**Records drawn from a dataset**
^^^^^^^^^^^^^^^^

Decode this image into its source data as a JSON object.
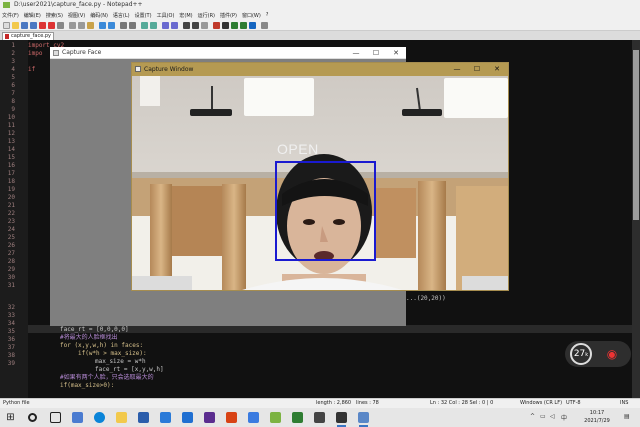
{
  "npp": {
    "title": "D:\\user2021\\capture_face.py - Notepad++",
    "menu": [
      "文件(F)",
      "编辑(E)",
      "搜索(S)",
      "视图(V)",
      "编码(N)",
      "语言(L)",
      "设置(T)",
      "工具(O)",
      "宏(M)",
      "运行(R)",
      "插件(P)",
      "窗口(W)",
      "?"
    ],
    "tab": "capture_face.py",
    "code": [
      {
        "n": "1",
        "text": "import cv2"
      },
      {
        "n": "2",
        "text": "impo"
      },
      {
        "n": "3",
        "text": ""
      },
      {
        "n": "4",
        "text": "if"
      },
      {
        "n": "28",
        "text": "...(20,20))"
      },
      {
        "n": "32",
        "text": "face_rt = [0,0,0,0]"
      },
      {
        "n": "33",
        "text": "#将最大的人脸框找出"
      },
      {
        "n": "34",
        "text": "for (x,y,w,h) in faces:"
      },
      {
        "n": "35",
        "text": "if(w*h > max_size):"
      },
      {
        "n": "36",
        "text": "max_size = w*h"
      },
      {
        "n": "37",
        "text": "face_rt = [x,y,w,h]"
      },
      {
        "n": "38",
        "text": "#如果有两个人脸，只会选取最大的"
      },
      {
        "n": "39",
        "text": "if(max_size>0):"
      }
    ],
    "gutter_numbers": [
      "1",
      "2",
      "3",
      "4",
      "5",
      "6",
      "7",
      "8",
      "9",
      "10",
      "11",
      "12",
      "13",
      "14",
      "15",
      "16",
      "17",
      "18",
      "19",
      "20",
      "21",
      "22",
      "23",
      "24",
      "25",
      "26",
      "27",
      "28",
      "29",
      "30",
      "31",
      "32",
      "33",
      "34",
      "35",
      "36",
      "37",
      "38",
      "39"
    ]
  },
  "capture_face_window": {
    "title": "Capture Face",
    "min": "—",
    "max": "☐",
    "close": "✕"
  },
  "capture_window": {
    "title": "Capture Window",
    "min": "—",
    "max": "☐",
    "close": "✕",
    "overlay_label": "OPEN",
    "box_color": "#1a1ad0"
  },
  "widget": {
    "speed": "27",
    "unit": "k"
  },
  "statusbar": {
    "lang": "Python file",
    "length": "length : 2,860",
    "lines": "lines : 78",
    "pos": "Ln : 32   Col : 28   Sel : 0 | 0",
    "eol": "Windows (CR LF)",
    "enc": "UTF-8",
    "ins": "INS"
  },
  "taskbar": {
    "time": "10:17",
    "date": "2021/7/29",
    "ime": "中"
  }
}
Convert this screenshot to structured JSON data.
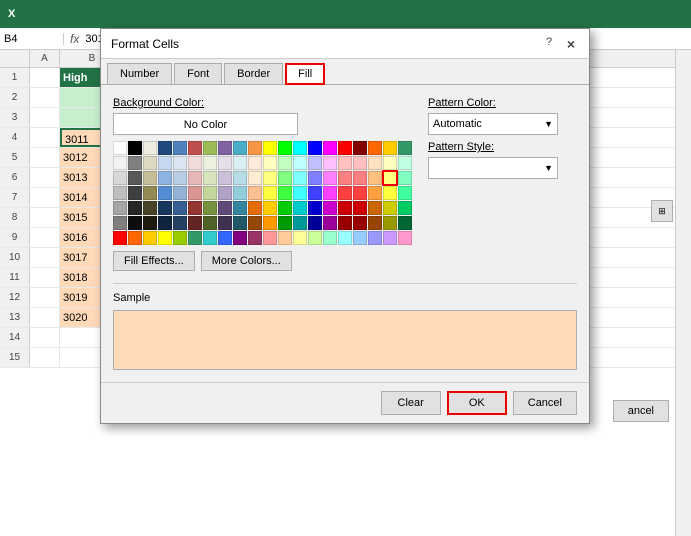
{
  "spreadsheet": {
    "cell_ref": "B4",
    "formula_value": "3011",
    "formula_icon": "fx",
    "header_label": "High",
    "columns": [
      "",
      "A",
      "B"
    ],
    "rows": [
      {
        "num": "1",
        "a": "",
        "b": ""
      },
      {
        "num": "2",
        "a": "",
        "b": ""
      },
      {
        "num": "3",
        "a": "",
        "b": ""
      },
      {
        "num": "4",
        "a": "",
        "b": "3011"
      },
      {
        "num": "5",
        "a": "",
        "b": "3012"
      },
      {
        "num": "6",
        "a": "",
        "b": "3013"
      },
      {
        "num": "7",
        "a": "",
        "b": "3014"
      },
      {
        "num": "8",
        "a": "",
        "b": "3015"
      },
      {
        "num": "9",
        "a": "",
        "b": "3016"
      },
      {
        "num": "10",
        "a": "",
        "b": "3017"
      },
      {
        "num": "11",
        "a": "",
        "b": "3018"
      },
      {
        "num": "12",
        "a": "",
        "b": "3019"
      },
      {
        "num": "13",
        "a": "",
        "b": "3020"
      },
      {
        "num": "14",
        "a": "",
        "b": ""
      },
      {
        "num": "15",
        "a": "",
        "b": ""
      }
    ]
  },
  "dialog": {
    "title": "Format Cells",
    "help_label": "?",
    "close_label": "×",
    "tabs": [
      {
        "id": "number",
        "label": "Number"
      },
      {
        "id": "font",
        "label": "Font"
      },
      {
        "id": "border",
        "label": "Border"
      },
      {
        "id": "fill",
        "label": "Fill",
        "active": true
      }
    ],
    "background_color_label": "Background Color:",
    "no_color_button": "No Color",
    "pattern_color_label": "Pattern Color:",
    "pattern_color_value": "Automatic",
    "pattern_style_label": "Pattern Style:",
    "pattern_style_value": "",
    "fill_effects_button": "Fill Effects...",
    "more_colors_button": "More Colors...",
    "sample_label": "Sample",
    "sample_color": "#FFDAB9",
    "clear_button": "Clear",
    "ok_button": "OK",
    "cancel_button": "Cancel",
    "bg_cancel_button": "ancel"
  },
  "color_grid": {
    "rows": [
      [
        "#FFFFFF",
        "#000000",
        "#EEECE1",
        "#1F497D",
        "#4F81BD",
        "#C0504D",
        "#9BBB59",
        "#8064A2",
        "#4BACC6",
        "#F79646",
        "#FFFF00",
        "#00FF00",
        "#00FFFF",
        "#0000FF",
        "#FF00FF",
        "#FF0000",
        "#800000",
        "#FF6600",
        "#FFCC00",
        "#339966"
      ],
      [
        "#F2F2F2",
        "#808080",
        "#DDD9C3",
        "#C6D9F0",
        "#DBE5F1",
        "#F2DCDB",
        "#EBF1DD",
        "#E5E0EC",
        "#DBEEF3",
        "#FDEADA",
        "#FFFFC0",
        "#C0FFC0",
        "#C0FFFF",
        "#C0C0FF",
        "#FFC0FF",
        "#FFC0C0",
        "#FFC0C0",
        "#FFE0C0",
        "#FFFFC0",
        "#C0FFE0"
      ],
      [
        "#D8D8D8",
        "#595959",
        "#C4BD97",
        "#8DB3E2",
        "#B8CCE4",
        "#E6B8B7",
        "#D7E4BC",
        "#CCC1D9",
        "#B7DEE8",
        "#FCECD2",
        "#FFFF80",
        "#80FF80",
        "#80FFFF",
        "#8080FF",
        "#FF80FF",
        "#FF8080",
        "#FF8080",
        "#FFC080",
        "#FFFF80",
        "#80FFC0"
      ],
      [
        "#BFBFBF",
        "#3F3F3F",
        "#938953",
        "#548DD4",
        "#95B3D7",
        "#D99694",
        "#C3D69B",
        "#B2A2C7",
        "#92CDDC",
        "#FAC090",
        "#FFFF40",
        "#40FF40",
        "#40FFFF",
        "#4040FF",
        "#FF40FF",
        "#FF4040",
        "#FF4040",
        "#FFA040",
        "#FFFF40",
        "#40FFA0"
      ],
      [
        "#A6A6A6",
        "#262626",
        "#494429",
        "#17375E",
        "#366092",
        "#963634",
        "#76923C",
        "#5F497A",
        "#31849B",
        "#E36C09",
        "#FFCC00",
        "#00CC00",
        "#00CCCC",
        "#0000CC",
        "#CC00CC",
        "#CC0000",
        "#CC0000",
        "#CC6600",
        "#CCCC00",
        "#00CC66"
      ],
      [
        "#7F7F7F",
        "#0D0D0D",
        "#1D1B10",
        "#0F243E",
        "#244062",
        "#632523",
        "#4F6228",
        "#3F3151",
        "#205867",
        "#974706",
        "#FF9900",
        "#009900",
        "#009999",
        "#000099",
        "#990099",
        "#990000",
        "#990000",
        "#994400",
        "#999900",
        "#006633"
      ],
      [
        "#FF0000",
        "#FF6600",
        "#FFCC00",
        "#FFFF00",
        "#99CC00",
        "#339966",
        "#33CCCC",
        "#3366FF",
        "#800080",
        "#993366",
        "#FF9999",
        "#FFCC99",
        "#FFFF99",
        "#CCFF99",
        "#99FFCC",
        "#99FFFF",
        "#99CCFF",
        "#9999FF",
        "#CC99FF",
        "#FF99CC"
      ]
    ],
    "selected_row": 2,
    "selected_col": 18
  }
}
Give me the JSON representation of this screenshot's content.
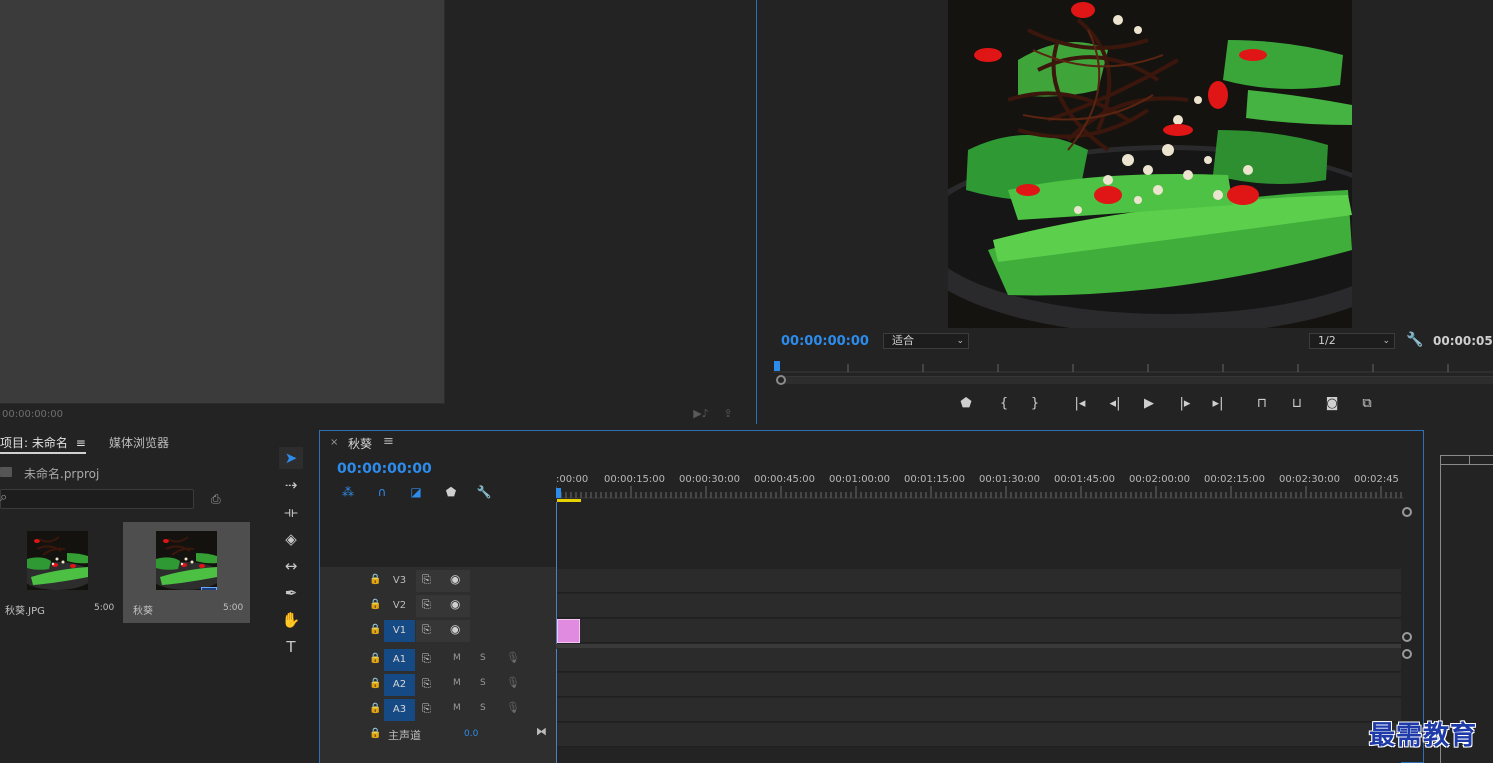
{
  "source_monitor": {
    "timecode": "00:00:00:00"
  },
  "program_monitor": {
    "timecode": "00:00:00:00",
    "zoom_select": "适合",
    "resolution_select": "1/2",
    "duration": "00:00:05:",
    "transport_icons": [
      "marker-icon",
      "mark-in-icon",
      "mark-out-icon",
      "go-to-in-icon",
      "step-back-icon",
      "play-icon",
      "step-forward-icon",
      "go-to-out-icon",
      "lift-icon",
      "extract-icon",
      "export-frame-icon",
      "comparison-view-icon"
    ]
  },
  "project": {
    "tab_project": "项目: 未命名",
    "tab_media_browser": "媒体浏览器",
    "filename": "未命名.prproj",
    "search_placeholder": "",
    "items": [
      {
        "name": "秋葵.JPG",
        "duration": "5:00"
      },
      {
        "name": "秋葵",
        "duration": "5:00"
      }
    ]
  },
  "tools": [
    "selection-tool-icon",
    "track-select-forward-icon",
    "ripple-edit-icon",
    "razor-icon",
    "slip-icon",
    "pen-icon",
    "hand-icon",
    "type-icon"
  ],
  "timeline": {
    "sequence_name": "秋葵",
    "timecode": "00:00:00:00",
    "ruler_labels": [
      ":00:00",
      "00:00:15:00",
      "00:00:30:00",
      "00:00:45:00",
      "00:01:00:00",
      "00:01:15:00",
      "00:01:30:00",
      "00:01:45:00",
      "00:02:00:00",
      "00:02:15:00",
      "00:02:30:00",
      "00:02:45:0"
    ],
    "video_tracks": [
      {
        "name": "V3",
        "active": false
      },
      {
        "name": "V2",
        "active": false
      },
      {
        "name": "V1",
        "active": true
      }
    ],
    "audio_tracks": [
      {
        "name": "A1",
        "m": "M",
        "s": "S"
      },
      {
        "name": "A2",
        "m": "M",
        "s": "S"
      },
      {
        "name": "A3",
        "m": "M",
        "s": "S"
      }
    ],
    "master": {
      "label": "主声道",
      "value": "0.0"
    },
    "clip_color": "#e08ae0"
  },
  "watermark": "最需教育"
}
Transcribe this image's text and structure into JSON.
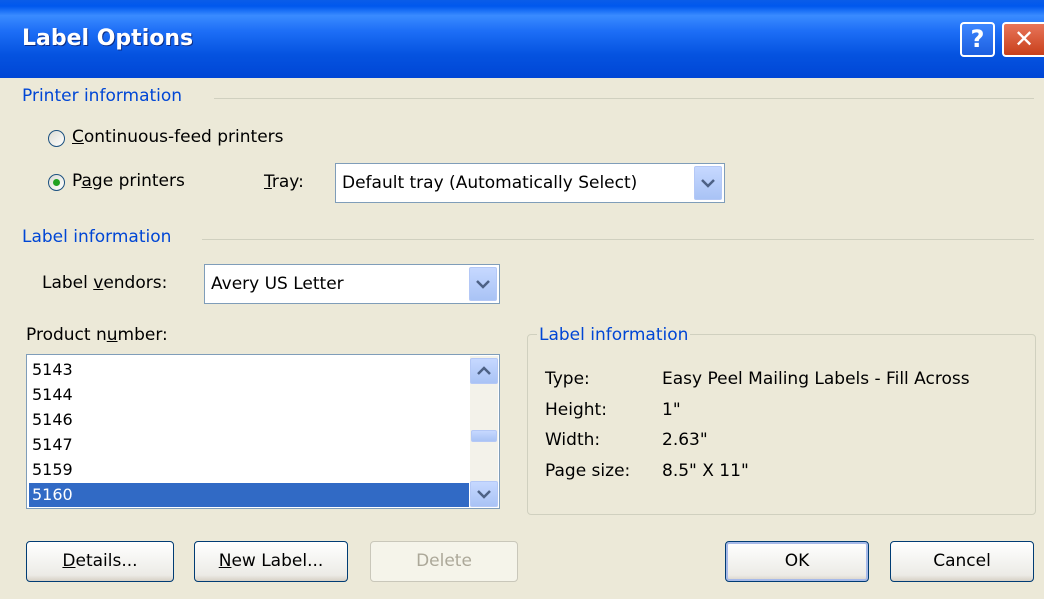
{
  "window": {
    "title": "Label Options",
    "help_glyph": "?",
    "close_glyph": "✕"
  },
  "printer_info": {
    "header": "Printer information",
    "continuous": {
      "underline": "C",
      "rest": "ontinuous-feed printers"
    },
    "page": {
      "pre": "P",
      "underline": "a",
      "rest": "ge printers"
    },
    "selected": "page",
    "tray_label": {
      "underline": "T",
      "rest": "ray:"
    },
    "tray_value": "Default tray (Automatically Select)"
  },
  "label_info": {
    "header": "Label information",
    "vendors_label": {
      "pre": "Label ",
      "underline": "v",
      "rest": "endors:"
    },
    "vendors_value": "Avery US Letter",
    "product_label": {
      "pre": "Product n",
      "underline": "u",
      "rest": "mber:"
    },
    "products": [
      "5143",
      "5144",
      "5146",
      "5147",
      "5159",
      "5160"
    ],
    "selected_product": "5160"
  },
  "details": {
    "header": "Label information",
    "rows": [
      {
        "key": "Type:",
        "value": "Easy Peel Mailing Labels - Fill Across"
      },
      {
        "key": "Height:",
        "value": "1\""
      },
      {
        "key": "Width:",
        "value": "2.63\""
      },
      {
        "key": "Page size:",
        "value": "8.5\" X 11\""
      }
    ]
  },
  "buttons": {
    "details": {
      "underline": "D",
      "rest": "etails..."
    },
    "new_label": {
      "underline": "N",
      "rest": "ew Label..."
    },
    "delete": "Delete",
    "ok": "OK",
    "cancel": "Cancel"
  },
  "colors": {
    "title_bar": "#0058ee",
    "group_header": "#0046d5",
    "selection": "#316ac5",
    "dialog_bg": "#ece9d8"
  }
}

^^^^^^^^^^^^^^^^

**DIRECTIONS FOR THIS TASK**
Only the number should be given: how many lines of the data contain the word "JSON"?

**RESULT FOR THIS TASK**
4